Norma Winstone has a lissome voice, agile and expressive, and she's a fine improviser, besides. That's not to say she's a vocal athlete, however; although she's known for her wordless improvisations, Winstone is a fine interpreter of lyrics and composed melody -- a plain-speaking, rhythmically direct singer who gets to the heart of the matter quickly and effectively.
Winstone played piano and organ in her youth. She began singing semi-professionally by the age of 17, influenced by conventional jazz vocalists. During the '60s she became attracted to the jazz avant-garde. She played in groups led by pianists Michael Garrick and Mike Westbrook; she also sang with such forward-thinking musicians as saxophonist John Surman, flügelhornist Kenny Wheeler, composer Michael Gibbs, and pianist John Taylor (whom she married in 1972). A late-'60s gig at Ronnie Scott's club in London (also on the bill was the legendary tenor saxophonist Roland Kirk) garnered her critical notice. In 1971 she was named best jazz singer in a poll by the British publication Melody Maker. That year, she recorded her first album as leader, Edge of Time, for the Decca label. With Wheeler and Taylor, Winstone formed Azimuth, a critically acclaimed contemporary chamber jazz group that recorded several times for the ECM label starting in the mid-'70s. Winstone is also an accomplished lyricist, having written words to music composed by guitarists Egberto Gismonti and Ralph Towner, bassist Steve Swallow, and vocalist Ivan Lins, among others.

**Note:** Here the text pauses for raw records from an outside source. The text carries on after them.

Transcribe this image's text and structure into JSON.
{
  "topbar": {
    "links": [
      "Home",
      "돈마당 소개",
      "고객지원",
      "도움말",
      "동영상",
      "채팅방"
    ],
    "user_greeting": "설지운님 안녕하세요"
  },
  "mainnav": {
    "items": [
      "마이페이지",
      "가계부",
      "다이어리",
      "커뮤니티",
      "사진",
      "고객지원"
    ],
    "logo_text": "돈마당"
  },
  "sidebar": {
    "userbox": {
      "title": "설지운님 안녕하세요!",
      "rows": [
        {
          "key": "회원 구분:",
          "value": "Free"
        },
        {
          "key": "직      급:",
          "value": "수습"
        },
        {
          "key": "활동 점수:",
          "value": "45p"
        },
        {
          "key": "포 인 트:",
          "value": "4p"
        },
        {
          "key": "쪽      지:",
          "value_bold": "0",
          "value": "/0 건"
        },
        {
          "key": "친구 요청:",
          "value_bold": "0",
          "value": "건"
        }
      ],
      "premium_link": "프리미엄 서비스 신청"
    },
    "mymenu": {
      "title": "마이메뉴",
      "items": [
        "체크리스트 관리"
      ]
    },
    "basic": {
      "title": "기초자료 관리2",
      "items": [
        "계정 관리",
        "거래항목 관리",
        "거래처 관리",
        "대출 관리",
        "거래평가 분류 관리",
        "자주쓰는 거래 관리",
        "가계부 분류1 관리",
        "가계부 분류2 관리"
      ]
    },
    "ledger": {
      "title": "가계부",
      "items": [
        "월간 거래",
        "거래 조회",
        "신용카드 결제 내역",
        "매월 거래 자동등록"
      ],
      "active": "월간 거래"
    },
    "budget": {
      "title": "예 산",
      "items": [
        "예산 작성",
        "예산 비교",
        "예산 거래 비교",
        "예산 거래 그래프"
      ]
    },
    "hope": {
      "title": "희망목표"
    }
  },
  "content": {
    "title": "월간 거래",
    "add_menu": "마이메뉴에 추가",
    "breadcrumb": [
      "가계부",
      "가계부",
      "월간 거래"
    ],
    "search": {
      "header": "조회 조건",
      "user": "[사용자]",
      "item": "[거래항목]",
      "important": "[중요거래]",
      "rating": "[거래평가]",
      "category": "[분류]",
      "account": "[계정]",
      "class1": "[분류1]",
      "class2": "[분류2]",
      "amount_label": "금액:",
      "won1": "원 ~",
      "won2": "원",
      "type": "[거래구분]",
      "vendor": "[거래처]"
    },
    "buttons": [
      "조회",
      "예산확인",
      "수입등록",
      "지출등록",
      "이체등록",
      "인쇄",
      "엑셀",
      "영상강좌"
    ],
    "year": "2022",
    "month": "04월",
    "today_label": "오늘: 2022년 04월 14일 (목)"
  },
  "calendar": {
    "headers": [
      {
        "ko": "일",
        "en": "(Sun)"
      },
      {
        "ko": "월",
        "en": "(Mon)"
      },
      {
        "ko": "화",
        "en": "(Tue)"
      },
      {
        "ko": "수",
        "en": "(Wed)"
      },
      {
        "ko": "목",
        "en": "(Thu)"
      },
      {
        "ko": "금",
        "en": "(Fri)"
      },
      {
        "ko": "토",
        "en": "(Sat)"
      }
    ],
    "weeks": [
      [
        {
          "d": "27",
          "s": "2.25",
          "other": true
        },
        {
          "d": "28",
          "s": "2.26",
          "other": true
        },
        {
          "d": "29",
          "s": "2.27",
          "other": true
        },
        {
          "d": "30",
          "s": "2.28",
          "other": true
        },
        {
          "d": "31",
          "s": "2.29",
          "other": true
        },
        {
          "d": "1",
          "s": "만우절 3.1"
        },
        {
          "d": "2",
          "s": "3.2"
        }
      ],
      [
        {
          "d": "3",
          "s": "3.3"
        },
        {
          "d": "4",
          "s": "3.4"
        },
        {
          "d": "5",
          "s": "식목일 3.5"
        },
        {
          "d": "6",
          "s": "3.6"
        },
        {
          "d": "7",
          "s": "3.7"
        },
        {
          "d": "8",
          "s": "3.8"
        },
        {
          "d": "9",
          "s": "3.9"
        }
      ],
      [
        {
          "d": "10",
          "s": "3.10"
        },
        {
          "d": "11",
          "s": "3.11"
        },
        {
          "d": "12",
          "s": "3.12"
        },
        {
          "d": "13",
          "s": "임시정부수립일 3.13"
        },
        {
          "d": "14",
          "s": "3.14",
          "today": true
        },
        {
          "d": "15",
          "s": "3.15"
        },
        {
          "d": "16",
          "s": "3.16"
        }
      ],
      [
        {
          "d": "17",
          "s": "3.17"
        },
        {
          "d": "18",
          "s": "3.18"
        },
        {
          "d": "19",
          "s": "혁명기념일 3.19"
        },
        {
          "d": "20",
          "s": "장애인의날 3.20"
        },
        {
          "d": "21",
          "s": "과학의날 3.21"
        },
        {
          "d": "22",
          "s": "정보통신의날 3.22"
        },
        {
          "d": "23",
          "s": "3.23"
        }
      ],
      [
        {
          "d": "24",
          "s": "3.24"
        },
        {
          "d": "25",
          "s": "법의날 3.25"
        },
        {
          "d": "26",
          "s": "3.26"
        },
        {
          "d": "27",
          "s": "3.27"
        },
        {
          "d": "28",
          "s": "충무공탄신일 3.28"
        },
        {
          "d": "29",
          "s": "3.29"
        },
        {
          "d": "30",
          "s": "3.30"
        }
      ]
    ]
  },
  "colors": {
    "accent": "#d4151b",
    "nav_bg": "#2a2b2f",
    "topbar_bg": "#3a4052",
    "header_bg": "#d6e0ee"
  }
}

Winstone has also performed and/or recorded in ensembles with Jimmy Rowles, Lee Konitz, Tony Coe, Fred Hersch, John Abercrombie, Dave Holland, Peter Erskine, and George Mraz. In 1992 she collaborated with composer/arranger Steve Gray in the creation of "A French Folk Song Suite," commissioned and performed by the North German Radio big band. She is also a member of Wheeler's big band. In July 2002 she was awarded the title Best Vocalist at the BBC Jazz Awards at London's Queen Elizabeth Hall. ~ Chris Kelsey, Rovi